Records provided below:
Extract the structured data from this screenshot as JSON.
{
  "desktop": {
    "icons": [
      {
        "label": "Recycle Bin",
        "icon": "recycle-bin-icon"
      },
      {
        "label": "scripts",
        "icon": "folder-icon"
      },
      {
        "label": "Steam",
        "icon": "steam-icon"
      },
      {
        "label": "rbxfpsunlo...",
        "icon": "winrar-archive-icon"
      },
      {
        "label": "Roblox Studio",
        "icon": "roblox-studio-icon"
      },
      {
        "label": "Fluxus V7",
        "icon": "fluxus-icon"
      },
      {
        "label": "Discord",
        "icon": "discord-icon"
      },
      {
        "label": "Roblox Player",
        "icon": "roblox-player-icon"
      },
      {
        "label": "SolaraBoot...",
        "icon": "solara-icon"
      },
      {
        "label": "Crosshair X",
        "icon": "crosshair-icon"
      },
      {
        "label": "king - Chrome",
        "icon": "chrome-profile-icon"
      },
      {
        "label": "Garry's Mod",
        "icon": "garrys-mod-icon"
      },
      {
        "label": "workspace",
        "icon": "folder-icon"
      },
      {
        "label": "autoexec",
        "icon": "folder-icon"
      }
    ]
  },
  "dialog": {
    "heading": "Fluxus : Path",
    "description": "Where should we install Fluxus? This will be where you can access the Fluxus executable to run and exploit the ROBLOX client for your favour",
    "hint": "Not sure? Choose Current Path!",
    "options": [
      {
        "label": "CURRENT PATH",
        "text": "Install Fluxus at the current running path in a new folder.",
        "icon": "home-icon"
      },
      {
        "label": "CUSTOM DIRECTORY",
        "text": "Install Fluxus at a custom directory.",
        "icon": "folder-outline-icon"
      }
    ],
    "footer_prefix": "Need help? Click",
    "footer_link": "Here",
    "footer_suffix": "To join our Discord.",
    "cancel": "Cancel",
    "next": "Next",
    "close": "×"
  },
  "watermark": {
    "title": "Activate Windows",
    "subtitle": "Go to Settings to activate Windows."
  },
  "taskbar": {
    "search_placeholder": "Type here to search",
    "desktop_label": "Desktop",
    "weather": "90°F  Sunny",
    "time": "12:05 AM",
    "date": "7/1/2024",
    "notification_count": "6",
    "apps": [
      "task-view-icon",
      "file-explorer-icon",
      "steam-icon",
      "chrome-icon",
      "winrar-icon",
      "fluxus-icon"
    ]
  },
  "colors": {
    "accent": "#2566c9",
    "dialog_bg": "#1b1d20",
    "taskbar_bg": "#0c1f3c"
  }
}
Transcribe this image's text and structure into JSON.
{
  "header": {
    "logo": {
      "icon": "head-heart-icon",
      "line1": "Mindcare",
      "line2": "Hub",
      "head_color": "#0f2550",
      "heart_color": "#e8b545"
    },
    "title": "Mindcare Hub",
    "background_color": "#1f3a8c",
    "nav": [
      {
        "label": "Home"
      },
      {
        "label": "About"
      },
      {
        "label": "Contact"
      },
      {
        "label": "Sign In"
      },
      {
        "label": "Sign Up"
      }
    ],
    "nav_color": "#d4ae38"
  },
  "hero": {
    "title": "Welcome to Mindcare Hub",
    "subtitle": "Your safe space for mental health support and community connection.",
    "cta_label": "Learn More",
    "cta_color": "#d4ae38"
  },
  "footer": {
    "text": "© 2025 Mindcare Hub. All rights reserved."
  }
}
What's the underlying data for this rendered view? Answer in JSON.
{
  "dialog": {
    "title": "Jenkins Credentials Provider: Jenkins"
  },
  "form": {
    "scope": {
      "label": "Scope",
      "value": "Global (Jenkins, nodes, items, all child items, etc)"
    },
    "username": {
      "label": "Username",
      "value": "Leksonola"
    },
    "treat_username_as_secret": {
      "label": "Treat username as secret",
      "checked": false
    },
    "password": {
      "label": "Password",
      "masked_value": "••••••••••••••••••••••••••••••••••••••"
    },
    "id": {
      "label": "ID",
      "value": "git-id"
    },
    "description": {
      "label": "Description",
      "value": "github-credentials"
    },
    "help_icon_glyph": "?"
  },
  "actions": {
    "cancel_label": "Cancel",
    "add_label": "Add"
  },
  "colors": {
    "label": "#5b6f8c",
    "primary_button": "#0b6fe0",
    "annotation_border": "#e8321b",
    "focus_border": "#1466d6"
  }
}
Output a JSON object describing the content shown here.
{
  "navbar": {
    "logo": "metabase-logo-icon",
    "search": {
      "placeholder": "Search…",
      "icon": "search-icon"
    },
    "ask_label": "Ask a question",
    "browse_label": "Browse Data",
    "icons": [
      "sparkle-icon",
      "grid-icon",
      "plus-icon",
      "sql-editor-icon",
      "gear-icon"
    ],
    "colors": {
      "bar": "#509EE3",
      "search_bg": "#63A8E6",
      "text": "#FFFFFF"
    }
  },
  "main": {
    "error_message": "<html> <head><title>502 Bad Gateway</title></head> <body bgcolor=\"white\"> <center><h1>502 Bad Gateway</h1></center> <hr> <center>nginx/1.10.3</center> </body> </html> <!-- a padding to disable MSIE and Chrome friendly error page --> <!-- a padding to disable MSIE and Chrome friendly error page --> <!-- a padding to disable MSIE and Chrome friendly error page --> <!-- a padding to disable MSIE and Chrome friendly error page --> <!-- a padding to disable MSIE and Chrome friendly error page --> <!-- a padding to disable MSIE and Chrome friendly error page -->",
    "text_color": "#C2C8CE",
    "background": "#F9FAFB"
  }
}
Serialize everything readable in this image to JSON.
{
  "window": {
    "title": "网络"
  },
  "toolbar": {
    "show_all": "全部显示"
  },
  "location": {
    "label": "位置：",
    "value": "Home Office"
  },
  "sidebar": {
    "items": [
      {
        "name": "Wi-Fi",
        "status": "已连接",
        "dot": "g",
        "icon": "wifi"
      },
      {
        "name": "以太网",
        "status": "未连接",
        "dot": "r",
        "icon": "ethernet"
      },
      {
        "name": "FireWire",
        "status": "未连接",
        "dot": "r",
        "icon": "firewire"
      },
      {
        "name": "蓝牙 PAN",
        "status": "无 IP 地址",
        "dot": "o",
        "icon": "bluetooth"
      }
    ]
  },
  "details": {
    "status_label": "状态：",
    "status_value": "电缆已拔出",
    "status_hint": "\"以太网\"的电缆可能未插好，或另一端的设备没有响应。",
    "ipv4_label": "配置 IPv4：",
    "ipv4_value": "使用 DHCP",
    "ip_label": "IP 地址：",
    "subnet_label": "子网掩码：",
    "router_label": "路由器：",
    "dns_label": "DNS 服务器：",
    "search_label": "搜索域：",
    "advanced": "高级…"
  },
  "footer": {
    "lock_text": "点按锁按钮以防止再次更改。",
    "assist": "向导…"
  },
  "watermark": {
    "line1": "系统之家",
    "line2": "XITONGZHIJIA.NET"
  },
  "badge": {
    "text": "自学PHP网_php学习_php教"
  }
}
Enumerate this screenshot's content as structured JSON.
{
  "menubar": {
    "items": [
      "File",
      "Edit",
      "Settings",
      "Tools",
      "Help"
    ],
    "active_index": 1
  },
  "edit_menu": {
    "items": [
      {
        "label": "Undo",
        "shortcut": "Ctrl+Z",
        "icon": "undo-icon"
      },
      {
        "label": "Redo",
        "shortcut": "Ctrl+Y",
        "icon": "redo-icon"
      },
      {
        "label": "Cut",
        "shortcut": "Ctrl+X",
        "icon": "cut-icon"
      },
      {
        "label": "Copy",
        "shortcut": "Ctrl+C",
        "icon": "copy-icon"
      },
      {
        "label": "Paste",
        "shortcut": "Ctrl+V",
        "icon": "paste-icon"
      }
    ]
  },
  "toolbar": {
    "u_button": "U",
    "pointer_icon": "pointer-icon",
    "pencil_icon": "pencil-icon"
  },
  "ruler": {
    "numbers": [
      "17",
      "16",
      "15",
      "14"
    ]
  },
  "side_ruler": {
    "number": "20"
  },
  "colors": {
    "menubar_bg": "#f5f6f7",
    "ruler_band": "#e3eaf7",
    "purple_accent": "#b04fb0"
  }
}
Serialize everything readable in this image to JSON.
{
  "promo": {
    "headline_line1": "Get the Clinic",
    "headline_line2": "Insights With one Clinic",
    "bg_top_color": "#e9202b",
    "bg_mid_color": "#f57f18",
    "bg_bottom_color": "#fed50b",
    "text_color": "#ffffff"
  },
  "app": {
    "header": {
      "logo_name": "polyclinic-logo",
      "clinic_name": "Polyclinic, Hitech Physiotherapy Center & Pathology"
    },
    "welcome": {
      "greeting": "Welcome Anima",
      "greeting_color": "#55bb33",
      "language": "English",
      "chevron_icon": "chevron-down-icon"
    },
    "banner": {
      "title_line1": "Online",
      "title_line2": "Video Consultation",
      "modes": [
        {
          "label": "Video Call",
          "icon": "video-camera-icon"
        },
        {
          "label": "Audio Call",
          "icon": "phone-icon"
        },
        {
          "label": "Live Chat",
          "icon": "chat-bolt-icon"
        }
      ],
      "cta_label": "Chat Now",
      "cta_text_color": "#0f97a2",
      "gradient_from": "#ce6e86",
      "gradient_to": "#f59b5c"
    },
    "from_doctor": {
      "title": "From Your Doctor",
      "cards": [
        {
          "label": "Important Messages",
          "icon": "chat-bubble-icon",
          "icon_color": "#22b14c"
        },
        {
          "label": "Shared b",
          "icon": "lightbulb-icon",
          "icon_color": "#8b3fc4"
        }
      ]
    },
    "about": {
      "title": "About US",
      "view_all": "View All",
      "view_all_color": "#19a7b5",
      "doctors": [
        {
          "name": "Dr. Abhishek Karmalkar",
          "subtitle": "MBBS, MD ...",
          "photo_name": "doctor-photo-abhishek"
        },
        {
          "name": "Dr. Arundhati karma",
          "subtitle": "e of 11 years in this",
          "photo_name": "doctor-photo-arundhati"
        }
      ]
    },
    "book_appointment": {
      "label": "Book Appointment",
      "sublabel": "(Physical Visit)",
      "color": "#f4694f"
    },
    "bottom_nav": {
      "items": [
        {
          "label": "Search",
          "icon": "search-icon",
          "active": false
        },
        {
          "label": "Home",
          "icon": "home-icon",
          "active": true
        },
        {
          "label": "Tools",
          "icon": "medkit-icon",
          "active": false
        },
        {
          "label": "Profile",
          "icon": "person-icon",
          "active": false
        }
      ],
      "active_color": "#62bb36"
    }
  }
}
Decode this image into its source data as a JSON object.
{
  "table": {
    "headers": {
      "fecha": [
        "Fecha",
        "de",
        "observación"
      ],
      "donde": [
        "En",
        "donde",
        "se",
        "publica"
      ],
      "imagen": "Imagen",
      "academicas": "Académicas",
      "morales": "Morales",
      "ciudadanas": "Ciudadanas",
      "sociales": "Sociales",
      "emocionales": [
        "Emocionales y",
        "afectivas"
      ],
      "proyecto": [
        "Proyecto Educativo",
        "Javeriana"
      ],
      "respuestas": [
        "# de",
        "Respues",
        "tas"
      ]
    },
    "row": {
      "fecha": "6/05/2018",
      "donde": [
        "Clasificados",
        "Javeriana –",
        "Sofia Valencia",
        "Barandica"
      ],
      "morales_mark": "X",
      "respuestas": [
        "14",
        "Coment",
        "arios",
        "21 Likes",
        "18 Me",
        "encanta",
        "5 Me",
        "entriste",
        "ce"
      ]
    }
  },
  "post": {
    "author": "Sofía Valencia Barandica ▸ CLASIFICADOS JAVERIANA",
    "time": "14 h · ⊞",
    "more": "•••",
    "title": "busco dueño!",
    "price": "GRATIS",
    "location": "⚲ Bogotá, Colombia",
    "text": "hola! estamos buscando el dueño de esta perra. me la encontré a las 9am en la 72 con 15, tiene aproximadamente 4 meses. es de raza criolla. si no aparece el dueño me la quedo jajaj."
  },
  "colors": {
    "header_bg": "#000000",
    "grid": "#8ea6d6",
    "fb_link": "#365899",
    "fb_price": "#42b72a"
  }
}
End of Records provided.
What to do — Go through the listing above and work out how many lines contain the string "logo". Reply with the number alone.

Answer section — 3